Kyle Mullen Navy SEAL candidate and former football star at Manaplan H.S and at Yale and Monmouth University dies during Hell Week training. Cause of death unknown and under investigation.
A death that could have been averted? A former football star has been identified as the individual who ‘died’ last week while completing the Navy SEAL’s highly intensive training phase, known as Hell Week. The man’s death on Friday comes after another contender was hospitalised in San Diego over the weekend.
In a release on Sunday, the Navy said Kyle Mullen, 24, of Manaplan, NJ died at a California hospital while training for the elite military squad’s underwater demolition program. The cause of Mullen’s death is currently unknown and is under investigation, according to the statement.
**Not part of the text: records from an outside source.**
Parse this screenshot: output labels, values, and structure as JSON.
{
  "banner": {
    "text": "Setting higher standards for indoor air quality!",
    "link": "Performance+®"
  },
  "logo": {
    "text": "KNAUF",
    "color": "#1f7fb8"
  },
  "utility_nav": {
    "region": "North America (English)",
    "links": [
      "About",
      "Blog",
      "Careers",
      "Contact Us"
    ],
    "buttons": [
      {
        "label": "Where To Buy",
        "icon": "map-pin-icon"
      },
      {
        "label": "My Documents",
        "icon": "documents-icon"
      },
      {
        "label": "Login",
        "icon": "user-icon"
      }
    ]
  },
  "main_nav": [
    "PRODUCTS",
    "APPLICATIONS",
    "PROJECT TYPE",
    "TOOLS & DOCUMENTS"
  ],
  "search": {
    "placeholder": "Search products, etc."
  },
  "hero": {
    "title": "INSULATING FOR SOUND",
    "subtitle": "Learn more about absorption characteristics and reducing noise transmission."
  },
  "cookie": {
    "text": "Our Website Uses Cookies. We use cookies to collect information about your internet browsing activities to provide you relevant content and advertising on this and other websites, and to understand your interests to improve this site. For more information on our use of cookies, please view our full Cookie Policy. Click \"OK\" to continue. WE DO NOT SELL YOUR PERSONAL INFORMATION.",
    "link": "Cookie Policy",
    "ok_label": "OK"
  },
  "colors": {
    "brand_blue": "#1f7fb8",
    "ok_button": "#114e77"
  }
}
The injured candidate is in stable condition at Naval Medical Center San Diego.
Neither Mullen nor the injured sailor, who has not been named, were ‘actively’ training when they began suffering symptoms, according to the Navy.
‘We extend our deepest sympathies to Seaman Mullen’s family for their loss,’ said Rear Adm. H.W. Howard III, the commander of Naval Special Warfare Command, in a statement. ‘We are extending every form of support we can to the Mullen family and Kyle’s … classmates.’
Both men started suffering symptoms ‘several hours’ after the sailors’ Basic Underwater Demolition SEAL (BUD/S) class had completed Hell Week and were taken for emergency medical care, according to a statement.
How does an elite athlete die during training?
Hell Week is ‘part of the first phase of the Navy SEAL assessment and selection pathway,’ according to Naval Special Warfare Command. It is considered the pinnacle of training for Navy SEALS and consists of five days in which trainees are constantly cold, hungry, sleep deprived and wet and are often pushed to ‘their physical and mental limit.’
Navy SEALS, considered the elite unit of the military’s naval arm, requires candidates to make it through a rigorous 26-week training program before they can join.
News of Kyle Mullen’s abrupt death led to shock and dismay amid those who knew him.
‘Great athlete but a better person,’ Ed Guerreri, the football coach at Manalapan High School where Mullen played told USA Today.
‘Everybody loved him,’ Guerreri said. ‘Probably one of the best kids I ever had. Great, great kid on the field but even better off the field.’
Mullen went on to play at Yale University, where he was selected second-team All-Ivy League as a defensive lineman, and for Monmouth University.
The Navy produces around 200 to 250 SEALs a year. In the last two decades, 17 have died during training, NBC News reported.
SEAL candidates go through 24 weeks of training throughout five phases, including a physical training test, obstacle courses, extensive swimming and running, combat diving, land warfare training and other physically difficult tests.
Many candidates do not make it pasted Phase 1, also known as Stage 3, and a ‘significant’ number begin to drop out.
The last SEAL candidate to die during training was Seaman Derek Lovelace, 21, who drowned in 2016. He was struggling to tread water in full gear and was reportedly pushed underwater at least twice. He lost consciousness and died.